__Exercise details__:
Every line of the listing that follows must be written out unchanged.

__Input records__:
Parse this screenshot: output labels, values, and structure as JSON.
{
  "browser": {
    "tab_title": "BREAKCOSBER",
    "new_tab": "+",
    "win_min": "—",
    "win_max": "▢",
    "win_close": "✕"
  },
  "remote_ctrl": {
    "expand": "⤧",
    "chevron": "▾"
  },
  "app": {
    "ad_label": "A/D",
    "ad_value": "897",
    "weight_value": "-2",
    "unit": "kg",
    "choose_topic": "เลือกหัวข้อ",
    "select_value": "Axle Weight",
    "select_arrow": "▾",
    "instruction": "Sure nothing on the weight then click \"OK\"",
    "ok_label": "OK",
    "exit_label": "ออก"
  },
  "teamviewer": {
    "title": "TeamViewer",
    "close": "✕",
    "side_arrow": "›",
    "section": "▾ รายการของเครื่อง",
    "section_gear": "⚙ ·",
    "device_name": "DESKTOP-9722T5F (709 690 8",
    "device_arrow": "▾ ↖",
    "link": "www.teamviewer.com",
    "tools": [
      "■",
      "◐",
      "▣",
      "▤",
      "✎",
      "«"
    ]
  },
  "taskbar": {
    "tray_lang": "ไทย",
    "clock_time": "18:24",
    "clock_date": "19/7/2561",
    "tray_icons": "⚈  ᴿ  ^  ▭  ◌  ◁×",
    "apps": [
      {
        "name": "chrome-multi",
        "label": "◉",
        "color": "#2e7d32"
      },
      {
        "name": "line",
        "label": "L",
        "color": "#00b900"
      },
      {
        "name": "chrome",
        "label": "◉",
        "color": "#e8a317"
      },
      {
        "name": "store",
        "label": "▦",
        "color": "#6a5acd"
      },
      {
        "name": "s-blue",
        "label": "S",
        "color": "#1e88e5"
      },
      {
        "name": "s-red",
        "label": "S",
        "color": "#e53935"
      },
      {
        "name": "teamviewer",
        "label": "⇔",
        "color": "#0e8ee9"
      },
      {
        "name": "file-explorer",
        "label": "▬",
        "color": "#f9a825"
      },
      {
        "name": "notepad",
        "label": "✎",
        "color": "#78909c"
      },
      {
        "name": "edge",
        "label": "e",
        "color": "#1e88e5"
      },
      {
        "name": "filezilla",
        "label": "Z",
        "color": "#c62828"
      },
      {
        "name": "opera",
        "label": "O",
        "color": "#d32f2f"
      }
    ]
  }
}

__Response to this task__:
Parse this screenshot: output labels, values, and structure as JSON.
{
  "browser": {
    "tab_title": "BREAKCOSBER",
    "new_tab": "+",
    "win_min": "—",
    "win_max": "▢",
    "win_close": "✕"
  },
  "remote_ctrl": {
    "expand": "⤧",
    "chevron": "▾"
  },
  "app": {
    "ad_label": "A/D",
    "ad_value": "897",
    "weight_value": "-2",
    "unit": "kg",
    "choose_topic": "เลือกหัวข้อ",
    "select_value": "Axle Weight",
    "select_arrow": "▾",
    "instruction": "Sure nothing on the weight then click \"OK\"",
    "ok_label": "OK",
    "exit_label": "ออก"
  },
  "teamviewer": {
    "title": "TeamViewer",
    "close": "✕",
    "side_arrow": "›",
    "section": "▾ รายการของเครื่อง",
    "section_gear": "⚙ ·",
    "device_name": "DESKTOP-9722T5F (709 690 8",
    "device_arrow": "▾ ↖",
    "link": "www.teamviewer.com",
    "tools": [
      "■",
      "◐",
      "▣",
      "▤",
      "✎",
      "«"
    ]
  },
  "taskbar": {
    "tray_lang": "ไทย",
    "clock_time": "18:24",
    "clock_date": "19/7/2561",
    "tray_icons": "⚈  ᴿ  ^  ▭  ◌  ◁×",
    "apps": [
      {
        "name": "chrome-multi",
        "label": "◉",
        "color": "#2e7d32"
      },
      {
        "name": "line",
        "label": "L",
        "color": "#00b900"
      },
      {
        "name": "chrome",
        "label": "◉",
        "color": "#e8a317"
      },
      {
        "name": "store",
        "label": "▦",
        "color": "#6a5acd"
      },
      {
        "name": "s-blue",
        "label": "S",
        "color": "#1e88e5"
      },
      {
        "name": "s-red",
        "label": "S",
        "color": "#e53935"
      },
      {
        "name": "teamviewer",
        "label": "⇔",
        "color": "#0e8ee9"
      },
      {
        "name": "file-explorer",
        "label": "▬",
        "color": "#f9a825"
      },
      {
        "name": "notepad",
        "label": "✎",
        "color": "#78909c"
      },
      {
        "name": "edge",
        "label": "e",
        "color": "#1e88e5"
      },
      {
        "name": "filezilla",
        "label": "Z",
        "color": "#c62828"
      },
      {
        "name": "opera",
        "label": "O",
        "color": "#d32f2f"
      }
    ]
  }
}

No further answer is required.